2.20. TriggerTask Source
2.20.1. Options
2.20.2. Using the triggertask
2.21. Twitter Stream Source
2.21.1. Options
3. Processors
3.1. Aggregator Processor
3.1.1. Options
3.2. Bridge Processor
3.3. Filter Processor
3.3.1. Options
3.4. Groovy Filter Processor
3.4.1. Options
3.5. Groovy Transform Processor
3.5.1. Options
3.6. Header Enricher Processor
3.6.1. Options
3.7. Http Client Processor
3.7.1. Options
3.8. PMML Processor
3.8.1. Options
3.9. Scripable Transform Processor
3.9.1. Options
3.10. Splitter Processor
3.10.1. Options
3.10.2. JSON Example
3.11. TCP Client as a processor which connects to a TCP server, sends data to it and also receives data.
3.11.1. Options
3.12. Transform Processor
3.12.1. Options
3.13. TensorFlow Processor
3.13.1. Options
3.14. Twitter Sentiment Analysis Processor
3.14.1. Options
4. Sinks
4.1. Aggregate Counter Sink
4.1.1. Options
4.2. Cassandra Sink
4.2.1. Options
4.3. Counter Sink
4.3.1. Options
4.4. Field Value Counter Sink
4.4.1. Options
4.5. File Sink
4.5.1. Options
4.6. FTP Sink
4.6.1. Options
4.7. Gemfire Sink
4.7.1. Options
4.8. Gpfdist Sink

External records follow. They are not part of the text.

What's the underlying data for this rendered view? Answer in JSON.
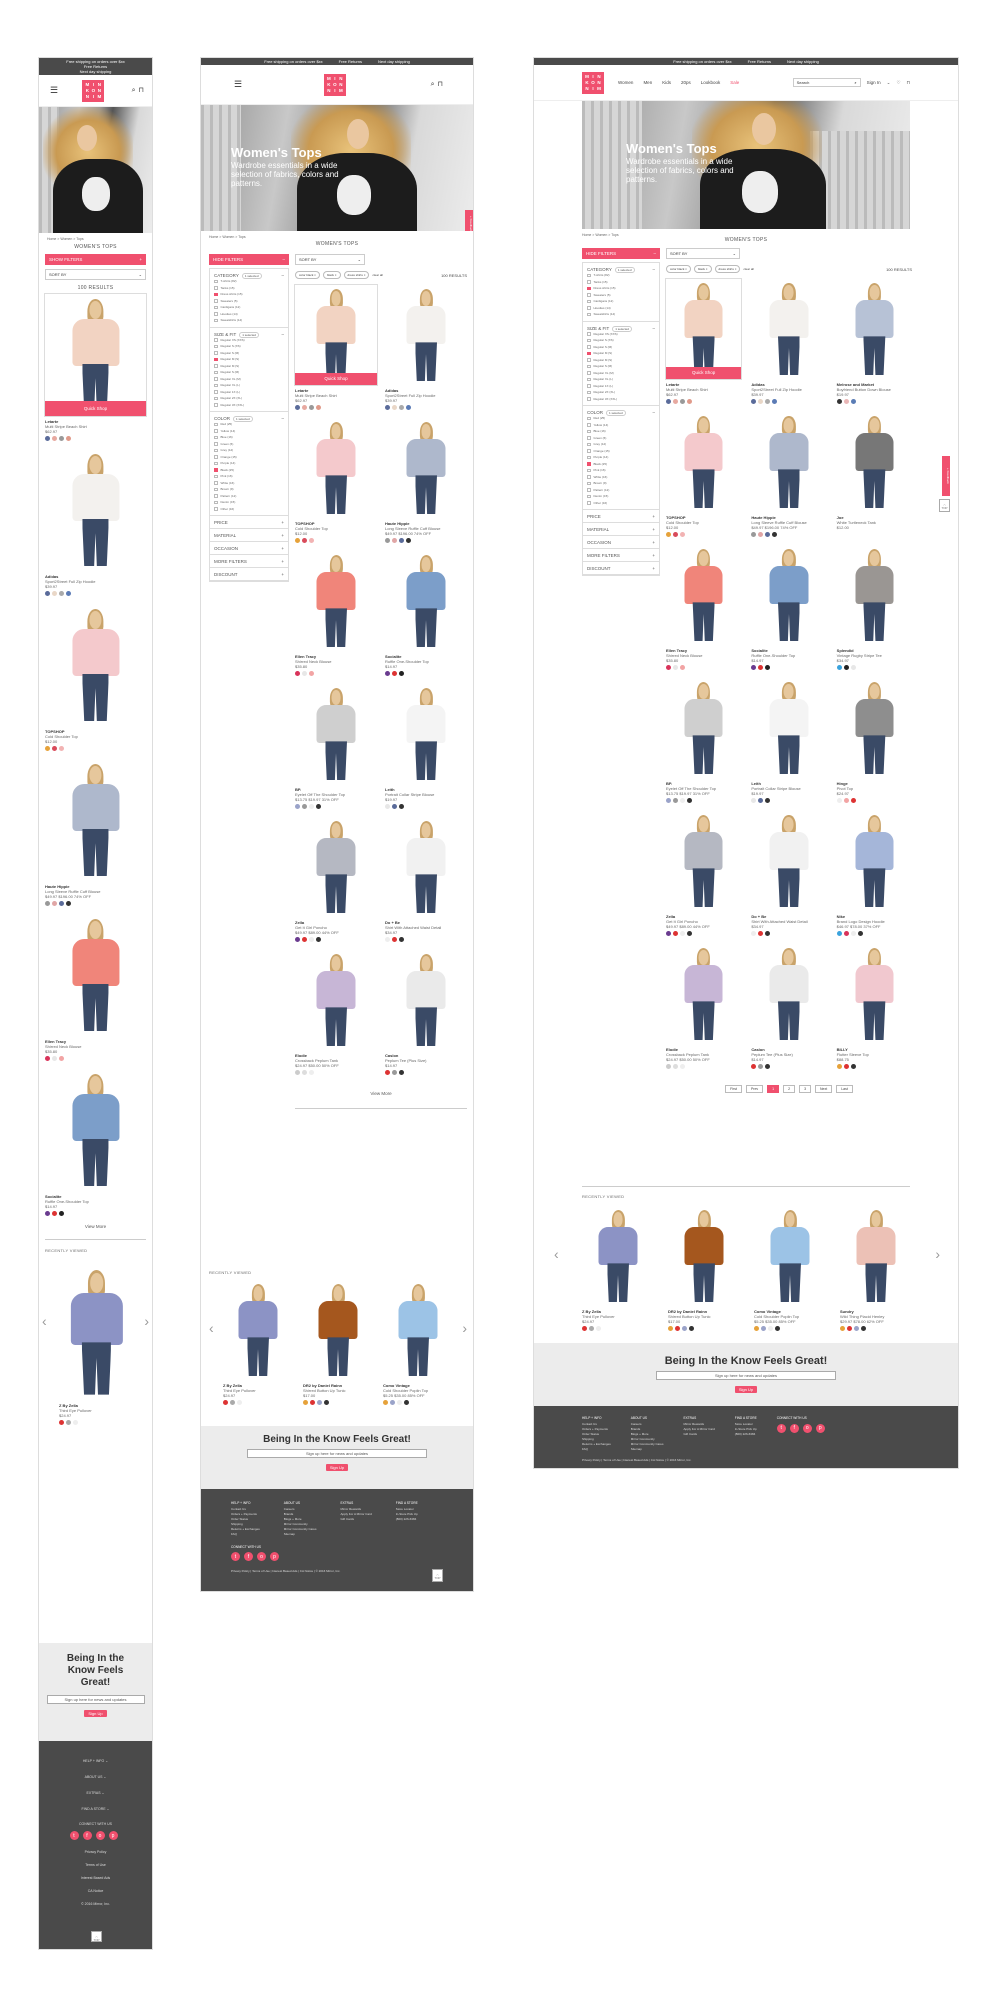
{
  "promo": {
    "free_shipping": "Free shipping on orders over $xx",
    "free_returns": "Free Returns",
    "next_day": "Next day shipping"
  },
  "logo": {
    "letters": [
      "M",
      "I",
      "N",
      "K",
      "O",
      "N",
      "N",
      "I",
      "M"
    ]
  },
  "nav": {
    "items": [
      "Women",
      "Men",
      "Kids",
      "20ps",
      "Lookbook",
      "Sale"
    ],
    "search_placeholder": "Search",
    "sign_in": "Sign In"
  },
  "hero": {
    "title": "Women's Tops",
    "subtitle": "Wardrobe essentials in a wide selection of fabrics, colors and patterns."
  },
  "breadcrumb": "Home > Women > Tops",
  "page_title": "WOMEN'S TOPS",
  "filters": {
    "show_label": "SHOW FILTERS",
    "hide_label": "HIDE FILTERS",
    "sort_label": "SORT BY",
    "results": "100 RESULTS",
    "chips": [
      "color black",
      "black",
      "dress shirts",
      "clear all"
    ],
    "category": {
      "title": "CATEGORY",
      "badge": "1 selected",
      "options": [
        "T-shirts (82)",
        "Tanks (15)",
        "Dress shirts (15)",
        "Sweaters (5)",
        "Cardigans (12)",
        "Hoodies (14)",
        "Sweatshirts (14)"
      ]
    },
    "size": {
      "title": "SIZE & FIT",
      "badge": "1 selected",
      "options": [
        "Regular XS (XXS)",
        "Regular S (XS)",
        "Regular S (M)",
        "Regular M (S)",
        "Regular M (S)",
        "Regular S (M)",
        "Regular XL (M)",
        "Regular XL (L)",
        "Regular 1X (L)",
        "Regular 2X (XL)",
        "Regular 3X (XXL)"
      ]
    },
    "color": {
      "title": "COLOR",
      "badge": "1 selected",
      "options": [
        "Red (25)",
        "Yellow (14)",
        "Blue (16)",
        "Green (6)",
        "Grey (12)",
        "Orange (15)",
        "Purple (14)",
        "Black (25)",
        "Pink (16)",
        "White (16)",
        "Brown (9)",
        "Pattern (12)",
        "Denim (15)",
        "Other (16)"
      ]
    },
    "more": [
      "PRICE",
      "MATERIAL",
      "OCCASION",
      "MORE FILTERS",
      "DISCOUNT"
    ]
  },
  "products": [
    {
      "brand": "Letarte",
      "name": "Multi Stripe Beach Shirt",
      "price": "$62.97",
      "top": "#f2d3c2",
      "colors": [
        "#5a6b9a",
        "#e7a9a0",
        "#999",
        "#e09a8a"
      ]
    },
    {
      "brand": "Adidas",
      "name": "Sport2Street Full Zip Hoodie",
      "price": "$39.97",
      "top": "#f3f1ee",
      "colors": [
        "#5a6b9a",
        "#e9d7c7",
        "#aaa",
        "#5b7bb5"
      ]
    },
    {
      "brand": "Melrose and Market",
      "name": "Boyfriend Button Down Blouse",
      "price": "$19.97",
      "top": "#b7c2d6",
      "colors": [
        "#333",
        "#e9b6b6",
        "#5a7cb5"
      ]
    },
    {
      "brand": "TOPSHOP",
      "name": "Cold Shoulder Top",
      "price": "$12.00",
      "top": "#f4c9cc",
      "colors": [
        "#e6a23a",
        "#d94b5b",
        "#f2b3b3"
      ]
    },
    {
      "brand": "Haute Hippie",
      "name": "Long Sleeve Ruffle Cuff Blouse",
      "price": "$49.97 $196.00 74% OFF",
      "top": "#aeb8cc",
      "colors": [
        "#999",
        "#e0a6a6",
        "#5a6b9a",
        "#333"
      ]
    },
    {
      "brand": "Joe",
      "name": "White Turtleneck Tank",
      "price": "$12.00",
      "top": "#777",
      "colors": []
    },
    {
      "brand": "Ellen Tracy",
      "name": "Shirred Neck Blouse",
      "price": "$35.80",
      "top": "#f0857a",
      "colors": [
        "#d9335a",
        "#e7e7e7",
        "#f2a4a4"
      ]
    },
    {
      "brand": "Socialite",
      "name": "Ruffle One-Shoulder Top",
      "price": "$14.97",
      "top": "#7c9ec9",
      "colors": [
        "#6a3b8f",
        "#d33",
        "#222"
      ]
    },
    {
      "brand": "Splendid",
      "name": "Vintage Rugby Stripe Tee",
      "price": "$34.97",
      "top": "#9a9693",
      "colors": [
        "#3aa3dd",
        "#222",
        "#e7e7e7"
      ]
    },
    {
      "brand": "BP.",
      "name": "Eyelet Off The Shoulder Top",
      "price": "$13.75 $19.97 31% OFF",
      "top": "#cfcfcf",
      "colors": [
        "#9aa3c9",
        "#999",
        "#eee",
        "#333"
      ]
    },
    {
      "brand": "Leith",
      "name": "Portrait Collar Stripe Blouse",
      "price": "$19.97",
      "top": "#f4f4f4",
      "colors": [
        "#e7e7e7",
        "#5a6b9a",
        "#333"
      ]
    },
    {
      "brand": "Hinge",
      "name": "Pivot Top",
      "price": "$24.97",
      "top": "#8e8e8e",
      "colors": [
        "#eee",
        "#f2a4a4",
        "#d33"
      ]
    },
    {
      "brand": "Zella",
      "name": "Get It Girl Poncho",
      "price": "$49.97 $89.00 44% OFF",
      "top": "#b5b8c2",
      "colors": [
        "#6a3b8f",
        "#d33",
        "#eee",
        "#333"
      ]
    },
    {
      "brand": "Do + Be",
      "name": "Shirt With Attached Waist Detail",
      "price": "$34.97",
      "top": "#f1f1f1",
      "colors": [
        "#eee",
        "#d33",
        "#333"
      ]
    },
    {
      "brand": "Nike",
      "name": "Brand Logo Design Hoodie",
      "price": "$46.97 $78.00 37% OFF",
      "top": "#a5b6d9",
      "colors": [
        "#3aa3dd",
        "#d9335a",
        "#eee",
        "#333"
      ]
    },
    {
      "brand": "Elodie",
      "name": "Crossback Peplum Tank",
      "price": "$24.97 $50.00 50% OFF",
      "top": "#c7b6d6",
      "colors": [
        "#ccc",
        "#ddd",
        "#eee"
      ]
    },
    {
      "brand": "Caslon",
      "name": "Peplum Tee (Plus Size)",
      "price": "$14.97",
      "top": "#eaeaea",
      "colors": [
        "#d33",
        "#999",
        "#333"
      ]
    },
    {
      "brand": "BILLY",
      "name": "Flutter Sleeve Top",
      "price": "$88.75",
      "top": "#f1c8cf",
      "colors": [
        "#e6a23a",
        "#d33",
        "#333"
      ]
    }
  ],
  "pagination": {
    "first": "First",
    "prev": "Prev",
    "pages": [
      "1",
      "2",
      "3"
    ],
    "next": "Next",
    "last": "Last"
  },
  "view_more": "View More",
  "quick_shop": "Quick Shop",
  "recent": {
    "title": "RECENTLY VIEWED",
    "items": [
      {
        "brand": "Z By Zella",
        "name": "Third Eye Pullover",
        "price": "$24.97",
        "top": "#8c93c5",
        "colors": [
          "#d33",
          "#aaa",
          "#eee"
        ]
      },
      {
        "brand": "DR2 by Daniel Rainn",
        "name": "Shirred Button Up Tunic",
        "price": "$17.00",
        "top": "#a5571e",
        "colors": [
          "#e6a23a",
          "#d33",
          "#9aa3c9",
          "#333"
        ]
      },
      {
        "brand": "Como Vintage",
        "name": "Cold Shoulder Poplin Top",
        "price": "$5.25 $35.00 85% OFF",
        "top": "#9cc3e6",
        "colors": [
          "#e6a23a",
          "#9aa3c9",
          "#eee",
          "#333"
        ]
      },
      {
        "brand": "Sundry",
        "name": "Wild Thing Placid Henley",
        "price": "$29.97 $78.00 62% OFF",
        "top": "#ecc1b6",
        "colors": [
          "#e6a23a",
          "#d33",
          "#9aa3c9",
          "#333"
        ]
      }
    ]
  },
  "newsletter": {
    "title": "Being In the Know Feels Great!",
    "placeholder": "Sign up here for news and updates",
    "button": "Sign Up"
  },
  "footer": {
    "cols": [
      {
        "title": "HELP + INFO",
        "links": [
          "Contact Us",
          "Orders + Payments",
          "Order Status",
          "Shipping",
          "Returns + Exchanges",
          "FAQ"
        ]
      },
      {
        "title": "ABOUT US",
        "links": [
          "Careers",
          "Brands",
          "Blogs + More",
          "Mirror Community",
          "Mirror Community Cares",
          "Sitemap"
        ]
      },
      {
        "title": "EXTRAS",
        "links": [
          "Mirror Rewards",
          "Apply For A Mirror Card",
          "Gift Cards"
        ]
      },
      {
        "title": "FIND A STORE",
        "links": [
          "Store Locator",
          "In-Store Pick Up",
          "(800) 226-6384"
        ]
      }
    ],
    "connect": "CONNECT WITH US",
    "social": [
      "t",
      "f",
      "o",
      "p"
    ],
    "legal": "Privacy Policy | Terms of Use | Interest Based Ads | CA Notice | © 2016 Mirror, Inc.",
    "mobile_links": [
      "Privacy Policy",
      "Terms of Use",
      "Interest Based Ads",
      "CA Notice",
      "© 2016 Mirror, Inc."
    ],
    "top": "TOP",
    "feedback": "+ Feedback"
  },
  "colors": {
    "accent": "#f0506e",
    "dark": "#4a4a4a"
  }
}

4.8.1. Options
4.8.2. Implementation Notes
4.8.3. Detailed Option Descriptions
4.8.4. How Data Is Sent Into Segments
4.8.5. Example Usage
4.8.6. Tuning Transfer Rate

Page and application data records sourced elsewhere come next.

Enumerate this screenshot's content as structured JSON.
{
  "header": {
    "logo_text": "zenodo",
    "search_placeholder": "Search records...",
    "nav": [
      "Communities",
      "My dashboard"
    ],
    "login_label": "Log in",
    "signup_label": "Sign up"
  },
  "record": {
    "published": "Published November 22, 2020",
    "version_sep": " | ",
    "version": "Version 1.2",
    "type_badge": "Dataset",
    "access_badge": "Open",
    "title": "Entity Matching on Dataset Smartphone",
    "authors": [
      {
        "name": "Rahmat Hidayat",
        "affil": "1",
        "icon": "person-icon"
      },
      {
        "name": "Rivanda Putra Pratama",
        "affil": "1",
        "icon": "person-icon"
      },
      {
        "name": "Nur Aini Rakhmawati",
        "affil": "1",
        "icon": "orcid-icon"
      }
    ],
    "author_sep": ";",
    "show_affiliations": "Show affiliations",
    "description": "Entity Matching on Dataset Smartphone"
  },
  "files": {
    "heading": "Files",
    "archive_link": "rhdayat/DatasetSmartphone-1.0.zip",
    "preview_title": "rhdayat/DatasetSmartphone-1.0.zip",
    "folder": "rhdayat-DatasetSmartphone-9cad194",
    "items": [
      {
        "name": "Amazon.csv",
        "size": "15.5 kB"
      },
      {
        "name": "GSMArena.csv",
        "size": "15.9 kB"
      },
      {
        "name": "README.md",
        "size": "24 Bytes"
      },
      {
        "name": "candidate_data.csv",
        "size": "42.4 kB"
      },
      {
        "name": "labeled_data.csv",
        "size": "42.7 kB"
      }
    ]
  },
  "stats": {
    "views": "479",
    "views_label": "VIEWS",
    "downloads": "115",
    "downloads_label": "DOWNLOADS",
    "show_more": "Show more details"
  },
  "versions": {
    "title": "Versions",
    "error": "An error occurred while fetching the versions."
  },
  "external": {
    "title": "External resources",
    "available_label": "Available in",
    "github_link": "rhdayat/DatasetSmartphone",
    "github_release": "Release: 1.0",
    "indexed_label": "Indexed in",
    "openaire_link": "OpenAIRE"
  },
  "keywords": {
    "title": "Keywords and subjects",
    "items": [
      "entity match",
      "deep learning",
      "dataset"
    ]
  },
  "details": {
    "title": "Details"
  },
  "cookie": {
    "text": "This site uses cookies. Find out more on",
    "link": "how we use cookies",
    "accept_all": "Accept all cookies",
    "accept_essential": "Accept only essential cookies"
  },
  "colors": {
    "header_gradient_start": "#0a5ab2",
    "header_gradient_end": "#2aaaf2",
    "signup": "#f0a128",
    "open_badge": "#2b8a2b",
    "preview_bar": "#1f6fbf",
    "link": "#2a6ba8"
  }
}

4.9. HDFS Sink
4.9.1. Options
4.10. HDFS Dataset Sink
4.10.1. Options
4.11. Jdbc Sink
4.11.1. Options
4.12. Log Sink
4.12.1. Options
4.13. RabbitMQ Sink

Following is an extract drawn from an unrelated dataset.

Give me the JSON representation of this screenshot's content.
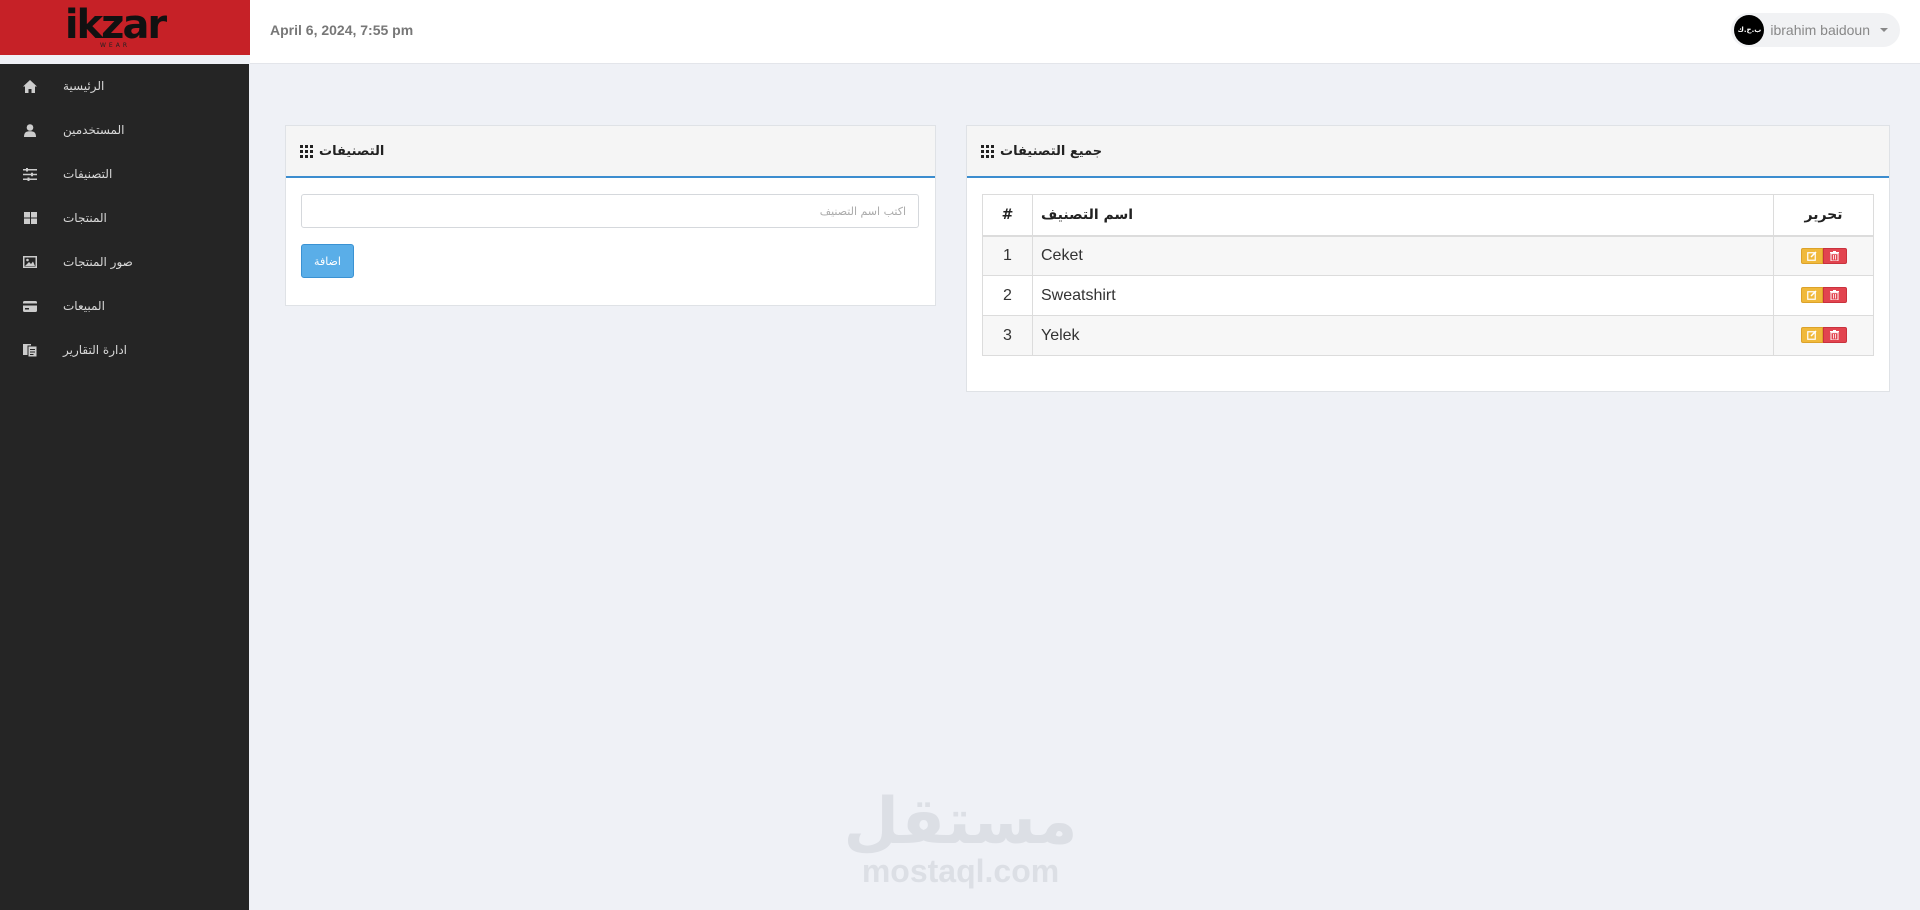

4.13.1. Options
4.14. MongoDB Sink
4.14.1. Options
4.15. MQTT Sink
4.15.1. Options
4.16. Pgcopy Sink
4.16.1. Options
4.17. Redis Sink
4.17.1. Options
4.18. Router Sink
4.18.1. Options
4.18.2. SpEL-based Routing
4.18.3. Groovy-based Routing
4.19. Amazon S3 Sink
4.19.1. Options
4.19.2. Amazon AWS common options
4.20. SFTP Sink
4.20.1. Options
4.21. TCP Sink
4.21.1. Options
4.21.2. Available Encoders
4.22. Throughput Sink
4.23. Websocket Sink
4.23.1. Options
4.23.2. Example
Step 1: Start Rabbitmq
Step 2: Deploy a time-source
Step 3: Deploy a websocket-sink (the app that contains this starter jar)
4.23.3. Actuators
III. Appendices
A. Building
A.1. Basic Compile and Test
A.2. Documentation
A.3. Working with the code
A.3.1. Importing into eclipse with m2eclipse
A.3.2. Importing into eclipse without m2eclipse
5. Contributing
5.1. Sign the Contributor License Agreement
5.2. Code Conventions and Housekeeping